It was, however, remarkable that broadcasters -- which as recently as a year ago were talking about a programming renaissance -- saw their series often reduced to asterisks or also-rans in the Globes derby. The magnitude of the imbalance was impressive, as was the timing, with the network midseason now threatened by a lengthy writers strike.
FOR THE RECORD:
AMC series: In Monday's Calendar section, the Channel Island column said that "Mad Men" was the cable channel AMC's first original scripted series. In the 1990s, AMC had aired another original series, "Remember WENN." —
The curious state of affairs wasn't lost on nominees such as Christina Applegate.
"It's really lonely out here," said the actress, who was nominated for her new ABC comedy "Samantha Who?," one of only three fall broadcast premieres to get nods Thursday from the Hollywood Foreign Press Assn. (The others were "Pushing Daisies" and "Dirty Sexy Money," also on ABC.)
Of course, cable has been catching kudos for years, but this year, the laurels spread well beyond traditional favorite HBO.
For the first time ever, HBO and its creatively surging pay-cable rival Showtime had Globe contenders in both the comedy and drama categories, with spiky fare such as "Big Love" and "Californication." (HBO's "The Sopranos" was conspicuously absent, leaving fans to speculate that the controversial finale of the mob drama played a role in the omission.) Showtime's lush, racy costume epic "The Tudors" gave the network its first dramatic series nod.
On basic cable, AMC drew mention for its first original scripted series, "Mad Men," the period piece about the 1960s ad business. And cable series all but swept the dramatic acting categories, partly due to such summer series as FX's murder mystery "Damages" and TNT's crowd-pleasing cop dramas "Saving Grace" and "The Closer."
By comparison, broadcasters had very little to cheer about. With the exception of the ABC shows, Globe voters, like many viewers and critics, gave the cold shoulder to the networks' fall premieres, ignoring even the few shows that did win applause, such as CW's "Reaper" and NBC's "Chuck." There was a series nod for ABC's "Grey's Anatomy," but no love for its new spin-off, "Private Practice." NBC's "Heroes," nominated for best drama last year, didn't make the cut this time. Fox's representation was confined to the medical drama "House."
And CBS, America's most-watched network, was shut out entirely from the best-series derby, as it has been the last few years; its most recent contender was "CSI: Crime Scene Investigation" back in 2003.
Such an outcome highlights the stark contrast between the programming strategies pursued in recent years by broadcasters and their cable brethren.
Referring to cable's strong showing, Jon Hamm, the Globe-nominated lead in "Mad Men," observed: "I think that's the reward for making quality television and not falling back on the 'unscripted' reality [and] game shows that networks seem to be putting all of their money and time behind."

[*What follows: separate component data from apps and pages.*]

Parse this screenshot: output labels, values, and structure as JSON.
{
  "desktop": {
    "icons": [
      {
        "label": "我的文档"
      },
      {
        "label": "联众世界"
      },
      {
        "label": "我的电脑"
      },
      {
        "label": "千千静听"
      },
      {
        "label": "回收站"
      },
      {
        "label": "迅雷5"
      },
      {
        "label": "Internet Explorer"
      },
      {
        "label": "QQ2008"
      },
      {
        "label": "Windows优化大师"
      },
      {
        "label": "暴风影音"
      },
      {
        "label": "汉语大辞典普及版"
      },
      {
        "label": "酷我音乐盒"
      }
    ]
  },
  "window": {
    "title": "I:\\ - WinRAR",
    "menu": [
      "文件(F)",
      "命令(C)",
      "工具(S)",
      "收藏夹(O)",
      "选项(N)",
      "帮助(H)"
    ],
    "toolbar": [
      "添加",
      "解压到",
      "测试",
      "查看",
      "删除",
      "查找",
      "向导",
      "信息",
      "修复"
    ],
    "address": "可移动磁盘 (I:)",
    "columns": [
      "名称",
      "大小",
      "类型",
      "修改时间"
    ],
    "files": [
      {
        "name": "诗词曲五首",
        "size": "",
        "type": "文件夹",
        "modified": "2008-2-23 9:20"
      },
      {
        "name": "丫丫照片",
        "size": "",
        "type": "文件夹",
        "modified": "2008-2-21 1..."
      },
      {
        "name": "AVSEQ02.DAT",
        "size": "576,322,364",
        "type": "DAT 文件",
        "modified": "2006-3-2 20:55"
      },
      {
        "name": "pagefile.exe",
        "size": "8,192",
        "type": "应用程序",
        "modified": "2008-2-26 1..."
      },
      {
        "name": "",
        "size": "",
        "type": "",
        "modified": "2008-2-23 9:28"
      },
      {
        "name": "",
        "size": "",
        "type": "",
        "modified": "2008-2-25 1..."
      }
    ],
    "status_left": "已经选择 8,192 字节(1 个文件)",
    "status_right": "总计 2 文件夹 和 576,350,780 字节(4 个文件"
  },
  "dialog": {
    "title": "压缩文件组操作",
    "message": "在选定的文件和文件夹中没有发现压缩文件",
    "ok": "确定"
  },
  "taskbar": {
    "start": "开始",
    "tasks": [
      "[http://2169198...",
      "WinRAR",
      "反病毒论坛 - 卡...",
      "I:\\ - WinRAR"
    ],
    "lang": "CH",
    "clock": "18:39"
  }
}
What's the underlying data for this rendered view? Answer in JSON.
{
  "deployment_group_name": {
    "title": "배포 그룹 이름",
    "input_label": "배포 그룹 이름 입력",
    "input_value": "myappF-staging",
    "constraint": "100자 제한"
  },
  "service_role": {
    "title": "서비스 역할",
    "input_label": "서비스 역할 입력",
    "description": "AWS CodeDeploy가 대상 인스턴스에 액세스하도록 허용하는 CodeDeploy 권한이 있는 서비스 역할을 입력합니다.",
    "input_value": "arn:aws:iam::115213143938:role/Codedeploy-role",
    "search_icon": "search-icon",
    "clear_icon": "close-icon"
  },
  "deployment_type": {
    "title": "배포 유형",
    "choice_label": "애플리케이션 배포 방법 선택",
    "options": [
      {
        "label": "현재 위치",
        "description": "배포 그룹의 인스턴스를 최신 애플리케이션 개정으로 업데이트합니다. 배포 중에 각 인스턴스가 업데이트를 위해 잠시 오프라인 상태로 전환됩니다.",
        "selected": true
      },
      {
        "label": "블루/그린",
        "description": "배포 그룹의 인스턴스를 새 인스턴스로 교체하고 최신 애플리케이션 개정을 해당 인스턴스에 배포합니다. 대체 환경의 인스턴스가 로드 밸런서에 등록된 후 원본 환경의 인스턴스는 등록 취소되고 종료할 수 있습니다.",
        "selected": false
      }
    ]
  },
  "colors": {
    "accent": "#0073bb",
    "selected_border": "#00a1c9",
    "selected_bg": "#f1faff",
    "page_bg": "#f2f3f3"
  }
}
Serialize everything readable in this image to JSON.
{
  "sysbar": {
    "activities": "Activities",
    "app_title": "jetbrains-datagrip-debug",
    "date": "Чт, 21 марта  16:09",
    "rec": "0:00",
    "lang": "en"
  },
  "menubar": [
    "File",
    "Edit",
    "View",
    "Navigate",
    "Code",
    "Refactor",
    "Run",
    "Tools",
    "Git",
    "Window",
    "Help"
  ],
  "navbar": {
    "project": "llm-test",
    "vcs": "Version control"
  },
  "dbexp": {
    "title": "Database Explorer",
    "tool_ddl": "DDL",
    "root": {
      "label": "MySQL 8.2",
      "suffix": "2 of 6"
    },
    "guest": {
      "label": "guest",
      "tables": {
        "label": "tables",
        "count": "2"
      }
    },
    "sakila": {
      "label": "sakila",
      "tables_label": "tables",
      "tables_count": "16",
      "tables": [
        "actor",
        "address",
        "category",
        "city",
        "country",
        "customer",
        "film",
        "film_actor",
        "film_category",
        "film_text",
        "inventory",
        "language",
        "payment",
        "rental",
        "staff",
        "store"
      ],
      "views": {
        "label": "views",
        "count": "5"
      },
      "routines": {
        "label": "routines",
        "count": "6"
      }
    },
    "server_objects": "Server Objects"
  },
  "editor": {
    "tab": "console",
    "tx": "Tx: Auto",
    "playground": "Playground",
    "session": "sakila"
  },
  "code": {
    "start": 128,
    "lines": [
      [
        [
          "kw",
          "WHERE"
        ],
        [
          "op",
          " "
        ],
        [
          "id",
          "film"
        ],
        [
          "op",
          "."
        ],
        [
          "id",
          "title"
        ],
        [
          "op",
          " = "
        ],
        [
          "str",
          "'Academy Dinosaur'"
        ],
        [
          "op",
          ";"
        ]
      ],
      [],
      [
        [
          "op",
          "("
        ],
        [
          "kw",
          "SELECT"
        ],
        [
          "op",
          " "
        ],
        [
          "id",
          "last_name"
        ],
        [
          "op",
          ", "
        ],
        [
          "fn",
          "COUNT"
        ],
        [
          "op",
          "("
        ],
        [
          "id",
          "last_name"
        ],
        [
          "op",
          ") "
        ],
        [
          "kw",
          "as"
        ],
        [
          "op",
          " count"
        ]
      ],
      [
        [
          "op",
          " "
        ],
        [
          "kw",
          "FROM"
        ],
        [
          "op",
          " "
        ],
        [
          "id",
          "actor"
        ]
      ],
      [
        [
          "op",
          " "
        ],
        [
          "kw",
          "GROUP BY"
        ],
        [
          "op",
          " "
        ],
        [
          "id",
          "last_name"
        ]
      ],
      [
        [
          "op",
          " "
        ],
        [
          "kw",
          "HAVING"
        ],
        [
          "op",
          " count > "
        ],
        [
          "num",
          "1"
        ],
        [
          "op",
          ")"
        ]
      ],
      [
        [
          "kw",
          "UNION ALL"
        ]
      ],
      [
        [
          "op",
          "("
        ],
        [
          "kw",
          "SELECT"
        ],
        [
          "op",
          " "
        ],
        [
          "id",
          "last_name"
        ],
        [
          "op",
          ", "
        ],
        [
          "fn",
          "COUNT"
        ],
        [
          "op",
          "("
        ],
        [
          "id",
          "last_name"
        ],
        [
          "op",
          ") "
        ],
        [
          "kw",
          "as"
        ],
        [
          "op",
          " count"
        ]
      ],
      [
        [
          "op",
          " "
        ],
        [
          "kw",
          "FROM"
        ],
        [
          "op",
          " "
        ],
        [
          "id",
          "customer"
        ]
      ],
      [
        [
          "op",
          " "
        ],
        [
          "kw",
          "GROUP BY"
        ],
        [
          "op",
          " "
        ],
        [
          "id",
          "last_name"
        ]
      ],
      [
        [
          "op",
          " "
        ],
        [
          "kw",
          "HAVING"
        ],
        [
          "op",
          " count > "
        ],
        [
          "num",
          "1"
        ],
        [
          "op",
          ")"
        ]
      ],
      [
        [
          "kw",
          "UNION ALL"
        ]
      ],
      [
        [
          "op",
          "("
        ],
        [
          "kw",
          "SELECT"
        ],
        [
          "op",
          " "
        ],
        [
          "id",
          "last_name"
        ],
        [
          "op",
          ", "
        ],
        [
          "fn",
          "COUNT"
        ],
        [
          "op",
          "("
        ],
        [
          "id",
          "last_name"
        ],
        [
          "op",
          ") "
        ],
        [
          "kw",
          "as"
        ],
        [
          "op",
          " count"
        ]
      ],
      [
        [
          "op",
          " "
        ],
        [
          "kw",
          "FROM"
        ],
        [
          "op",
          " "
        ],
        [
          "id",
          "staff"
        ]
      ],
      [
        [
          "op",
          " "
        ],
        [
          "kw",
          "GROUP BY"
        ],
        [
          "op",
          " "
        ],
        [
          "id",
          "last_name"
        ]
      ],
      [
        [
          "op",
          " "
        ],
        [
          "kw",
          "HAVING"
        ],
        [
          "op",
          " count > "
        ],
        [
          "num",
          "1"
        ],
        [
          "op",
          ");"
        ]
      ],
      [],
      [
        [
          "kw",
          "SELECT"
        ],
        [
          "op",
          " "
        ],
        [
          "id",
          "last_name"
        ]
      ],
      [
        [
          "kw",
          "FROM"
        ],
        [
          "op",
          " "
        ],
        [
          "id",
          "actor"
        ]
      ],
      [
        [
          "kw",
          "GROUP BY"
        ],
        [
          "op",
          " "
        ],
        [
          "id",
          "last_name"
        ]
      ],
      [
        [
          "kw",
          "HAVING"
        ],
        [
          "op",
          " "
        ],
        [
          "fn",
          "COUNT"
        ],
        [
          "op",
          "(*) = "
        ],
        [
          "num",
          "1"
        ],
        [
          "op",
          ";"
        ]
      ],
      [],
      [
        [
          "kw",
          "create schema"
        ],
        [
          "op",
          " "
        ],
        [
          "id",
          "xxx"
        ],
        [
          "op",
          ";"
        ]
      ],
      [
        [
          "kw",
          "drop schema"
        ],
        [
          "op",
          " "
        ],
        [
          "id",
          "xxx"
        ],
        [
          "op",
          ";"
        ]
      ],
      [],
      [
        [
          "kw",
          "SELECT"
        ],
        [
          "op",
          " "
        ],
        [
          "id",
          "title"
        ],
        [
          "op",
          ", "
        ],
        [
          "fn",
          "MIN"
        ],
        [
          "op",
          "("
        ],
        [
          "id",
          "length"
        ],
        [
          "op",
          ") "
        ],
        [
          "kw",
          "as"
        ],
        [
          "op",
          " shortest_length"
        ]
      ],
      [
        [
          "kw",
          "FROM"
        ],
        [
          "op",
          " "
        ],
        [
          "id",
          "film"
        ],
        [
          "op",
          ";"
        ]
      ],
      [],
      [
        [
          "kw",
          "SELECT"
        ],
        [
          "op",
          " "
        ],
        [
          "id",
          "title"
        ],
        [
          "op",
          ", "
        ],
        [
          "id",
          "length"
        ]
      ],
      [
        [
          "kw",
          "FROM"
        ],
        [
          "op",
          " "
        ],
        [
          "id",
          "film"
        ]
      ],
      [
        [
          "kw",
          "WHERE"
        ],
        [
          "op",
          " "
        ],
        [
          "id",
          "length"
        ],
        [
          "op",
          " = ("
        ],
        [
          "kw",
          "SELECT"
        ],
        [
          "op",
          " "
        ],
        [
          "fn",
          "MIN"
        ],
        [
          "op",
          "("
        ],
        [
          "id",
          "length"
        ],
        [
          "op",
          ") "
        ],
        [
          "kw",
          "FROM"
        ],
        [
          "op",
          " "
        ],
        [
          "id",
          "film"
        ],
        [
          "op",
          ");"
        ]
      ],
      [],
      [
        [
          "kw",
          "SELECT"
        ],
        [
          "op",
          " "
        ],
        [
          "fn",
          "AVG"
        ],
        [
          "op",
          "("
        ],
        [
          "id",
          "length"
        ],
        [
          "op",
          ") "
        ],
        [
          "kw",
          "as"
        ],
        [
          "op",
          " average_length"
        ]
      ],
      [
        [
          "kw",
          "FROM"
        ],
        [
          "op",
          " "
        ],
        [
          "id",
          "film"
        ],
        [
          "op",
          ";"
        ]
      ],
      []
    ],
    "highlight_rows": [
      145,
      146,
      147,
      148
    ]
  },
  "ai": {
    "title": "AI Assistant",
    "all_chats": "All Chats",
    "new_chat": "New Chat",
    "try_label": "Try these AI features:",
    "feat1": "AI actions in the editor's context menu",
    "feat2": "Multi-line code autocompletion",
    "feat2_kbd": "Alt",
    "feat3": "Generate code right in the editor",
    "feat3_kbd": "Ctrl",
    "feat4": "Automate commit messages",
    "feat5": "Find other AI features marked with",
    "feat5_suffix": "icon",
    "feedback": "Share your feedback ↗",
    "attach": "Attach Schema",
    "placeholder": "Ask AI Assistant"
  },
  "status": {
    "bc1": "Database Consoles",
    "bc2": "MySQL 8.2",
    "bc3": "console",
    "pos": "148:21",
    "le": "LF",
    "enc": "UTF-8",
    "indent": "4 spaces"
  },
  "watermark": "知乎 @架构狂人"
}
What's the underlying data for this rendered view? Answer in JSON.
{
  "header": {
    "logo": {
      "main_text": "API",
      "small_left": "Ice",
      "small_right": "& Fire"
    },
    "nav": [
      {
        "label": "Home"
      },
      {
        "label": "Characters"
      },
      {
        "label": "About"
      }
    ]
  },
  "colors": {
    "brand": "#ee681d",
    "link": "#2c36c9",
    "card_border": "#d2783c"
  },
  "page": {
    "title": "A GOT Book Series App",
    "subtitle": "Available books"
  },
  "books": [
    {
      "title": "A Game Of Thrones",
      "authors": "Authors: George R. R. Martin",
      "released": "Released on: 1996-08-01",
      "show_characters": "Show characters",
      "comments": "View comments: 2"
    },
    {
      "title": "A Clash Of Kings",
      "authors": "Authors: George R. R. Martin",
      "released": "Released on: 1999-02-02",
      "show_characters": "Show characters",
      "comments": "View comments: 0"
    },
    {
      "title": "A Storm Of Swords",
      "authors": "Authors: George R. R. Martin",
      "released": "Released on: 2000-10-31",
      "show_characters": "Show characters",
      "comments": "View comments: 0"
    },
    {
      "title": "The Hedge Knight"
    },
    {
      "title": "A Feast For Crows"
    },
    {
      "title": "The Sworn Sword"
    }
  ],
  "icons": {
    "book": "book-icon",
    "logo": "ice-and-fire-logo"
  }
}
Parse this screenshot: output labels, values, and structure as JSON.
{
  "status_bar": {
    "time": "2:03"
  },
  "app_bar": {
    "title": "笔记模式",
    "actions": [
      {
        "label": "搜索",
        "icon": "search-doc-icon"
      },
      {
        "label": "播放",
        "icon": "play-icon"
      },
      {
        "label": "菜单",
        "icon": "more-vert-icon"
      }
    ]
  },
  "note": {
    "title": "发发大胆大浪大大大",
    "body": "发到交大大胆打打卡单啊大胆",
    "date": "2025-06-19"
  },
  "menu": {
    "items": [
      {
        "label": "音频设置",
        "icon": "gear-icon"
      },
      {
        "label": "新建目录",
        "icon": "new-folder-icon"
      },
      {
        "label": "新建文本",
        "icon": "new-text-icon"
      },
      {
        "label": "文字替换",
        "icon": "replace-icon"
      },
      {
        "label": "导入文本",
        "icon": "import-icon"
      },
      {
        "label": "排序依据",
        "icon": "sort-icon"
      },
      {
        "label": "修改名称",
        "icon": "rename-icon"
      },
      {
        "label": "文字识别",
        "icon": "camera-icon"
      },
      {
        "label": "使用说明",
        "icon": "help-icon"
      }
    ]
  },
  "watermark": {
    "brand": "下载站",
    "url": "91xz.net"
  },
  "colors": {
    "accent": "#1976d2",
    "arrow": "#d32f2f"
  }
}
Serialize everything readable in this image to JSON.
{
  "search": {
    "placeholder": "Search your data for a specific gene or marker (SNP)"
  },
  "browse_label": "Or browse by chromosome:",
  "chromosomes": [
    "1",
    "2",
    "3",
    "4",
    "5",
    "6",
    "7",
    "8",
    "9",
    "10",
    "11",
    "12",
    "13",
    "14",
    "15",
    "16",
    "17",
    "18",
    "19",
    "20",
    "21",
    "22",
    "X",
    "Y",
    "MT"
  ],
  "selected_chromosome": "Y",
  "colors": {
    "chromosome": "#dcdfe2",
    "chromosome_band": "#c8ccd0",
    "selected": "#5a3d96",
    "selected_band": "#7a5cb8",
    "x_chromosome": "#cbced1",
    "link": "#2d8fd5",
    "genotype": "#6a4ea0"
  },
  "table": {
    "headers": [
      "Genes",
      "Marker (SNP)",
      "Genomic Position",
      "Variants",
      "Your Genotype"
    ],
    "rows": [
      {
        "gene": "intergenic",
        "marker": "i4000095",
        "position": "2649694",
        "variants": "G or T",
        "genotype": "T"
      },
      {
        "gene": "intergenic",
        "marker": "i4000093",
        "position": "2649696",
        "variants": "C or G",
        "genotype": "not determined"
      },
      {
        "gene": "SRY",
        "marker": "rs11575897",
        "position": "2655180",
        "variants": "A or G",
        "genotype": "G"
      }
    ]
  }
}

Few would argue that cable networks -- even the ones like FX that have to worry about advertiser reaction to edgy content -- allow producers more creative freedom than they can get in the big-network world. The care and feeding cable executives give to show runners has become an industry cliché.
"AMC uses the word 'quality' all the time. They really mean it," said Matt Weiner, creator of "Mad Men." "The first note I got from the network, was, 'Can you make it more like it was in the script?' I was like, 'Excuse me?' "
Even producers still laboring in the network vineyards recognize this. Katie Jacobs, executive producer of Fox's "House," whose misanthropic, often unlovable title character is portrayed by Hugh Laurie, noted: "Despite being on a network, we get away with a lot," she said, adding: "Even if we were on cable, the show wouldn't be any different."
If so, that's a relatively isolated case. What's clear is that the business pressures afflicting the broadcasters are increasingly forcing them to depart from the traditional, "department-store" programming model and focus on lowering costs and trying to stem ratings erosion.
Meanwhile, cable, desperate to make an impact in a cluttered market, is stepping up efforts to chase the brass ring of "prestige" (read: often expensive) original series.
"It's not fair to dis network TV," said Showtime entertainment president and veteran producer Robert Greenblatt. Cable, he observed, merely has many advantages from the quality-programming standpoint: "We don't have to put on filler. We don't have to worry about characters who aren't 'sympathetic.'"
With accolades for shows like "Californication" and "Damages," that seems undeniably true -- and a hint for the future once the strike is settled.
Times staff writers Maria Elena Fernandez, Martin Miller and Lynn Smith contributed reporting to this column.